■ EXERCISE INSTRUCTIONS:
Where a line contains the word "glyph", copy that line from the records below.

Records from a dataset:
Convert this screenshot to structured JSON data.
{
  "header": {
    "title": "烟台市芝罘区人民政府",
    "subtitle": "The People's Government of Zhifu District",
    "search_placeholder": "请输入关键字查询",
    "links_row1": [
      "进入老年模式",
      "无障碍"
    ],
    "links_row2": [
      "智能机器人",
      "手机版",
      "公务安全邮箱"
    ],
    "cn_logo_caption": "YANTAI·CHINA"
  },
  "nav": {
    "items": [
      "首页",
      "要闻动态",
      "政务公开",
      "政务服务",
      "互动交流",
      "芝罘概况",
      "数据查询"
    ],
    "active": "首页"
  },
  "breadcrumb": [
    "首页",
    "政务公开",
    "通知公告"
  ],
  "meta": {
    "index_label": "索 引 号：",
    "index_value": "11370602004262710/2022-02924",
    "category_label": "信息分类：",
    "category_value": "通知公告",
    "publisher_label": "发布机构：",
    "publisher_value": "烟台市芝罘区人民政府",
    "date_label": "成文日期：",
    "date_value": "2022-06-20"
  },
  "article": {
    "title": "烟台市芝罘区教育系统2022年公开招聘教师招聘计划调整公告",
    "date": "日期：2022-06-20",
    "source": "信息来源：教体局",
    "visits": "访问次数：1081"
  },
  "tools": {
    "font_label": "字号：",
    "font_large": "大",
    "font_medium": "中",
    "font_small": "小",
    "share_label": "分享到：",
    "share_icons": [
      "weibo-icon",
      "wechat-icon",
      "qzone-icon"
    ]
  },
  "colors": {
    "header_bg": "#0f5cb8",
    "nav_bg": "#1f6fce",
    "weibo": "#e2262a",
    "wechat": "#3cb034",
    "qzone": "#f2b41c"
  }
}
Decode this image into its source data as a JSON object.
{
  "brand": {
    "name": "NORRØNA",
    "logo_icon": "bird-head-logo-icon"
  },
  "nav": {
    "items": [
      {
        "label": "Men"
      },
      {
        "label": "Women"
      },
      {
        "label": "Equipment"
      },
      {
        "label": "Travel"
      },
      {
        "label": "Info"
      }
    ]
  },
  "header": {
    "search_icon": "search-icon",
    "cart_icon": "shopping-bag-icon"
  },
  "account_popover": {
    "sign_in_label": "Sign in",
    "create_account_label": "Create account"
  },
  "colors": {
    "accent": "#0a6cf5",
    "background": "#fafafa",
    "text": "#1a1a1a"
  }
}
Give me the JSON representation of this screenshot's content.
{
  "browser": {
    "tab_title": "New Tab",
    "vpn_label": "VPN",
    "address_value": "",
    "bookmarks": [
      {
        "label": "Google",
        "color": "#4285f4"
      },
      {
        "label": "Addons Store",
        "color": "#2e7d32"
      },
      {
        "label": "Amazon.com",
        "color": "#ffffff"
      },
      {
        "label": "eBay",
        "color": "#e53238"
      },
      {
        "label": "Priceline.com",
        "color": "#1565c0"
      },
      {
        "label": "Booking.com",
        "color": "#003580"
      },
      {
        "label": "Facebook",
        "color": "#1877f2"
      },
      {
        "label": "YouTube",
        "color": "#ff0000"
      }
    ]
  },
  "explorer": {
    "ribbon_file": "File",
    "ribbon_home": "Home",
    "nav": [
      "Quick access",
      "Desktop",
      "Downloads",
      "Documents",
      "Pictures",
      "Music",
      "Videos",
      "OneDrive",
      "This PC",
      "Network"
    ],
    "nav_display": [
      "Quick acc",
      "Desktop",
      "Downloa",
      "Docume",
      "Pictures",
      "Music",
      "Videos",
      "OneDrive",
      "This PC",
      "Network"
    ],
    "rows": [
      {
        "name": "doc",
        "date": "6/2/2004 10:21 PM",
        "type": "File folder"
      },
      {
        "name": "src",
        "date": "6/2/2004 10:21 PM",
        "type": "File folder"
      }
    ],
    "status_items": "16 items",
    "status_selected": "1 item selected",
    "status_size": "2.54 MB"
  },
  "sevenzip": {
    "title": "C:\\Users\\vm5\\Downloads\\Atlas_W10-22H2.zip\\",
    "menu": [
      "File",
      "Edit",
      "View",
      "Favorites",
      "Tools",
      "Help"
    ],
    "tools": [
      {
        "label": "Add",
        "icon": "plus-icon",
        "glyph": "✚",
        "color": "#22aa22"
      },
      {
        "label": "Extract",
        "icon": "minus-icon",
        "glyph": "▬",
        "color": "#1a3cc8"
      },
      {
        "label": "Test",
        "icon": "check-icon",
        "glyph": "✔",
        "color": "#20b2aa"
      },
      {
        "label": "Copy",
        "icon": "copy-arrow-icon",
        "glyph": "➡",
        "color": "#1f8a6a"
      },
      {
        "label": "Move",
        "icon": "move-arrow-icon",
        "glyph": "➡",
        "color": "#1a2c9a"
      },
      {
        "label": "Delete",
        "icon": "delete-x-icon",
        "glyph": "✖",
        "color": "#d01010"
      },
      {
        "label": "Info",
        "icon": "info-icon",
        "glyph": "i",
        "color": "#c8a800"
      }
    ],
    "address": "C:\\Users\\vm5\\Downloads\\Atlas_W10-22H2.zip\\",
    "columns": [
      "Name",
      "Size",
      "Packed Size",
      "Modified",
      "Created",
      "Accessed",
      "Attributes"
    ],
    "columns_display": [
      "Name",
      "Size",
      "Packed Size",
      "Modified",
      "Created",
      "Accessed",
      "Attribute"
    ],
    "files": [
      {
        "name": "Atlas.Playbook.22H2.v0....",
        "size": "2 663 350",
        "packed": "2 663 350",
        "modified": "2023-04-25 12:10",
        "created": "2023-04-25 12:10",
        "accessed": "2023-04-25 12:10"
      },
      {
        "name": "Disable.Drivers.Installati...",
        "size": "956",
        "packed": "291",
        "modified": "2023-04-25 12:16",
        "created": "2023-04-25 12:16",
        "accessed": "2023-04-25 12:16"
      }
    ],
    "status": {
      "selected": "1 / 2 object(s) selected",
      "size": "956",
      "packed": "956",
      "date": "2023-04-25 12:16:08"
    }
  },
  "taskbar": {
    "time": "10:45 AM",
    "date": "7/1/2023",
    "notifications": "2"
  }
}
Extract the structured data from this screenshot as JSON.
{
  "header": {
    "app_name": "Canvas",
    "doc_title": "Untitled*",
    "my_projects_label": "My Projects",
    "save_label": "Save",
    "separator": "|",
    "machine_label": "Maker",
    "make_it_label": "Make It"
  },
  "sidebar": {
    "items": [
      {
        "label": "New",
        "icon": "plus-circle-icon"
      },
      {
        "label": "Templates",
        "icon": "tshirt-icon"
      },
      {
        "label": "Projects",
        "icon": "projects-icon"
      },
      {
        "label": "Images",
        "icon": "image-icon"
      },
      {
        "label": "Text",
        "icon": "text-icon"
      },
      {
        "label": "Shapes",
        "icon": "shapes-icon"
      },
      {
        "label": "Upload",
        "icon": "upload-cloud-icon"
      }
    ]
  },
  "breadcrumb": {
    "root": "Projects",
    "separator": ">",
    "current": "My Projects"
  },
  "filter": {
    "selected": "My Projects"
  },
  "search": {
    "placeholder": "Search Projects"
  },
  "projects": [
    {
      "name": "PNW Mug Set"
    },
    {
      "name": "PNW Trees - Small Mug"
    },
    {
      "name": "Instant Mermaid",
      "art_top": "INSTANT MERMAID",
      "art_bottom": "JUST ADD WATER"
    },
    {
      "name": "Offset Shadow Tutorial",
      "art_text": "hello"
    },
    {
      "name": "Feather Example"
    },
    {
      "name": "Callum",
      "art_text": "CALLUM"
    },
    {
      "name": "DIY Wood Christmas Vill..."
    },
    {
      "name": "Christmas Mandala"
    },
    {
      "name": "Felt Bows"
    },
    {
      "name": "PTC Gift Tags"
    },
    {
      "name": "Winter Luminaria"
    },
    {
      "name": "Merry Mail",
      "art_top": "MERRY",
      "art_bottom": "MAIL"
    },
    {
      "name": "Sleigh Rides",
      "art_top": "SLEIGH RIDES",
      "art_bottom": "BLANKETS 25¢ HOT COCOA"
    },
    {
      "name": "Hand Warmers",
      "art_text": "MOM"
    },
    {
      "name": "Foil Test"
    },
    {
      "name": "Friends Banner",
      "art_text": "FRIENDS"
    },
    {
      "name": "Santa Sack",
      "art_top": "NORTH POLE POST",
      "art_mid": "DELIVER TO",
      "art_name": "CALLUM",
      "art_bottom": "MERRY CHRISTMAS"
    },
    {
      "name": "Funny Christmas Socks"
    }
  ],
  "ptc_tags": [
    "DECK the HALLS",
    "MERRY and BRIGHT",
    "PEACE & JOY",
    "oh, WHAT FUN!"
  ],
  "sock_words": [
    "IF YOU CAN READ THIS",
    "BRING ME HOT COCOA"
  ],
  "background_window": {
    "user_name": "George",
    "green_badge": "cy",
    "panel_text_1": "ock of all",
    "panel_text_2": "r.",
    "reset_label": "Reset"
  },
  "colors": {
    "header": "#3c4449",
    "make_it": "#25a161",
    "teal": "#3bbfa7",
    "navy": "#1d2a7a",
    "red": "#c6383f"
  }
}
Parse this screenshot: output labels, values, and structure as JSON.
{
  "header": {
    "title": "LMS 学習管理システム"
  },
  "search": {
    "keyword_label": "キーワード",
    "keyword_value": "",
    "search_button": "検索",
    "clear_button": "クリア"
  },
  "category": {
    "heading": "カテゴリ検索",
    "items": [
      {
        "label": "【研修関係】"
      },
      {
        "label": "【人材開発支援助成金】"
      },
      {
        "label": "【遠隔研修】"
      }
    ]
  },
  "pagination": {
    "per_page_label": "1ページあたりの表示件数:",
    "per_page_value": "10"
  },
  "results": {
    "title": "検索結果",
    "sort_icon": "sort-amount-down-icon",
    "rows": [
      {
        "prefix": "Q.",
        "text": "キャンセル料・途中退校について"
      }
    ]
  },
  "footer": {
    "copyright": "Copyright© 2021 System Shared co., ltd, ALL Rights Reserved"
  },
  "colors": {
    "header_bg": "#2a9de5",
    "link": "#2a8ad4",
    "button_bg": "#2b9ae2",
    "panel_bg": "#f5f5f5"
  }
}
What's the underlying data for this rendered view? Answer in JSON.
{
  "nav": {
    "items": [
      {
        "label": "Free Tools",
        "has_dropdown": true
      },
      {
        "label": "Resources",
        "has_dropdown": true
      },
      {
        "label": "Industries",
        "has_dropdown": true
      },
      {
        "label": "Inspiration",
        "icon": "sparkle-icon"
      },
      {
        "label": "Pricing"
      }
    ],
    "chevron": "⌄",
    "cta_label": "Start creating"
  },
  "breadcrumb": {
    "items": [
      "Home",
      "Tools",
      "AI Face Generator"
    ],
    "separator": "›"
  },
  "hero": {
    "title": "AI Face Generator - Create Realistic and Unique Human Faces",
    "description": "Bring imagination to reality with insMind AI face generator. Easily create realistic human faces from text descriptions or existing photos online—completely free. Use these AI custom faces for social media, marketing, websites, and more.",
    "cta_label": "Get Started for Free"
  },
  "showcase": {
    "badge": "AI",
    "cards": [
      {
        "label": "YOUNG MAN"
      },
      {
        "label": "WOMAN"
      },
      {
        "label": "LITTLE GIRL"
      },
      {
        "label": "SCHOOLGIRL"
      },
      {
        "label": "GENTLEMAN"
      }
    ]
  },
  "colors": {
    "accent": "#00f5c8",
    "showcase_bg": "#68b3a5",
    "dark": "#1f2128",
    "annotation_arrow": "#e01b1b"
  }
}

■ THE COMPLETED TASK:
        "glyph": "✚",
        "glyph": "▬",
        "glyph": "✔",
        "glyph": "➡",
        "glyph": "➡",
        "glyph": "✖",
        "glyph": "i",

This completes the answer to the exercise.